In a series of blogs for International Women’s Day, four Young Lives researchers describe what we are finding out about girls’ life chances and experiences during adolescence.
- From India, Renu Singh explores why girls are less likely to complete secondary school than boys, and argues for an extension of the right to education beyond 14 years.
- Many children begin paid and unpaid work well before they reach adulthood. Gina Crivello shares new evidence from Young Lives on girls’ unpaid care and gendered changes in time-use patterns across childhood and into early adulthood.
- Alan Sanchez reports from Peru on the predictors of teenage pregnancy, and the implications for policy on social protection, education and sexual and reproductive rights.
- The position of married adolescent girls deserves greater policy attention. Based on her new working paper, Young Lives Ethiopia researcher Nardos Chuta describes how life changed after marriage for Haymanot and Sessen, two young women who have been taking part in Young Lives’ qualitative longitudinal research since they were young girls.

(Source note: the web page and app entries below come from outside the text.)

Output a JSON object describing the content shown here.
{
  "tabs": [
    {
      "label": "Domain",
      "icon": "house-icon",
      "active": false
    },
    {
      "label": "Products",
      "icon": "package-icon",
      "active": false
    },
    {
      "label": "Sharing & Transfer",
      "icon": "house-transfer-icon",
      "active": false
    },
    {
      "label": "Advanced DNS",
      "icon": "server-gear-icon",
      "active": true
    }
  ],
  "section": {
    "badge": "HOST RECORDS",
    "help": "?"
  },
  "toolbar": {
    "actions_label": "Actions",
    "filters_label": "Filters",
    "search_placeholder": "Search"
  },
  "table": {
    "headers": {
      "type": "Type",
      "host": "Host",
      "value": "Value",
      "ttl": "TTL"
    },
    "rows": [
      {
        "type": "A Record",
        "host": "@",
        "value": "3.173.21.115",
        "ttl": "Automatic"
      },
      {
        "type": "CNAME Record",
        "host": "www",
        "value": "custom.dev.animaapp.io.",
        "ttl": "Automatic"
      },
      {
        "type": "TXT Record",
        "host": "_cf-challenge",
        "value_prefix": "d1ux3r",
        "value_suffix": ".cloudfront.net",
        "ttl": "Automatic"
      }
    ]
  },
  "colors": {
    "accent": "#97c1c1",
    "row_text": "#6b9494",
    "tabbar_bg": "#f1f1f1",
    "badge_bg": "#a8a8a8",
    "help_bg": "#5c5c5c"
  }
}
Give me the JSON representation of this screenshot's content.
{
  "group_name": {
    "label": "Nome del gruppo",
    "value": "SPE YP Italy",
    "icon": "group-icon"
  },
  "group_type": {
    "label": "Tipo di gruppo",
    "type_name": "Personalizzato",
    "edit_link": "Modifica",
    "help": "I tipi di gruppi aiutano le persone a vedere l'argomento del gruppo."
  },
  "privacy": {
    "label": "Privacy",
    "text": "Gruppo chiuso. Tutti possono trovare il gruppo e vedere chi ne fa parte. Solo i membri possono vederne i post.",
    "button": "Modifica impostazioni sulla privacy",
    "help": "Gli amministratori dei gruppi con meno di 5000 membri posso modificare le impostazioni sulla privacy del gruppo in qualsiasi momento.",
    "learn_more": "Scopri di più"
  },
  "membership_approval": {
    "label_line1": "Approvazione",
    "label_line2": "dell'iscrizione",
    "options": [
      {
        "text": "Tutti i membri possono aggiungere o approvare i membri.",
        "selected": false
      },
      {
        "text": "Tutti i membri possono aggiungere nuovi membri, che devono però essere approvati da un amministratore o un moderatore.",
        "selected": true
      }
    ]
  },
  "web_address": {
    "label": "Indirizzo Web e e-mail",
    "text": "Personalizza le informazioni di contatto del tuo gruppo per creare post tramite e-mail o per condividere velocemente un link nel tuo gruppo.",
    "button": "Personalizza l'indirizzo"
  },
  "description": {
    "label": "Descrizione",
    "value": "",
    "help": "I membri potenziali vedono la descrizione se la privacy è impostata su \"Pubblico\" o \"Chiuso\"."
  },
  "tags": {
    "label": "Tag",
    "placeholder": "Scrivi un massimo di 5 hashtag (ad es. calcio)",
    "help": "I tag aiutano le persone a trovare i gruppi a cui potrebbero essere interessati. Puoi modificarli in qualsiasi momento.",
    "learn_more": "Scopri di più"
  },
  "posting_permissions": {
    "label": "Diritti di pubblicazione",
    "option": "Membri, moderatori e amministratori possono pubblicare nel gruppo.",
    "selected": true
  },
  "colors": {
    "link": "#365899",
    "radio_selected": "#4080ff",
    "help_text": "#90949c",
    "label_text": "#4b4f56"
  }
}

Across very different social and economic contexts, Young Lives’ evidence has shown that by the start of adult life, girls’ and boys’ aspirations, education and responsibilities have already been profoundly shaped by poverty, gender and the place where they grew up. Action to promote women’s economic empowerment needs to start with attention to gender and poverty inequalities in childhood.